→ EXERCISE OBJECTIVE
When you have gone through the entries below, state how many lines include the word "Collection" and write nothing else.
┄┄┄┄┄┄
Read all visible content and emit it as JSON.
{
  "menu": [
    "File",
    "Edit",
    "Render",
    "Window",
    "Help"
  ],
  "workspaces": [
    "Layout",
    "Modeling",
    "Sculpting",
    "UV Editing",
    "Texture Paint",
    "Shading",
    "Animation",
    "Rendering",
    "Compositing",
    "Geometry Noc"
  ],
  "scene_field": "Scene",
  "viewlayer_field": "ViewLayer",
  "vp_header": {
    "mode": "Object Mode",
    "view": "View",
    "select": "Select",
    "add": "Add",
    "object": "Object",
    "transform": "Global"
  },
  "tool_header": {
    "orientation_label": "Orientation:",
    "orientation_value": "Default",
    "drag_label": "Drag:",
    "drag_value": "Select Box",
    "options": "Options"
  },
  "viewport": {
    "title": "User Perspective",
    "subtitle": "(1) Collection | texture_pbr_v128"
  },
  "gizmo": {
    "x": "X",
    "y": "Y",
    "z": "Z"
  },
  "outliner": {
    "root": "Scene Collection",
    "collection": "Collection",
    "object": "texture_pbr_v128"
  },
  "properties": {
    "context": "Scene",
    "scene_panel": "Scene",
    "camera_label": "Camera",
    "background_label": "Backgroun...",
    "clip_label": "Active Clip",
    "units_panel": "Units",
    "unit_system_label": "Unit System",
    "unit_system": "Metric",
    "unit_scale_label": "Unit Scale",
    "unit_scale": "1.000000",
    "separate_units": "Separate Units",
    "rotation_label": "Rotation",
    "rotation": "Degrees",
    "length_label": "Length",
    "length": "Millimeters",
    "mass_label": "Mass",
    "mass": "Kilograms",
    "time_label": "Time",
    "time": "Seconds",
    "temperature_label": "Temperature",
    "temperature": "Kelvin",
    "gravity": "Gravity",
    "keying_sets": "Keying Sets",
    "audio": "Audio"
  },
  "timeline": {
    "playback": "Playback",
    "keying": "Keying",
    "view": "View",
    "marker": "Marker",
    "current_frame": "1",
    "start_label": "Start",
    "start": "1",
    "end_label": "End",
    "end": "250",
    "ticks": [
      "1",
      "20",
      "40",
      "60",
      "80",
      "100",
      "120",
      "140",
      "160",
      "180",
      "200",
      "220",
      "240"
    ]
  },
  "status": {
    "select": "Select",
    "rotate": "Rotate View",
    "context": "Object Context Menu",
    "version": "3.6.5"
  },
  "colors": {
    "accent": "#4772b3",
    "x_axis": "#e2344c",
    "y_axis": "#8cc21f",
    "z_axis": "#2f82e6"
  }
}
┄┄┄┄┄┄
→ EXPECTED OUTPUT
3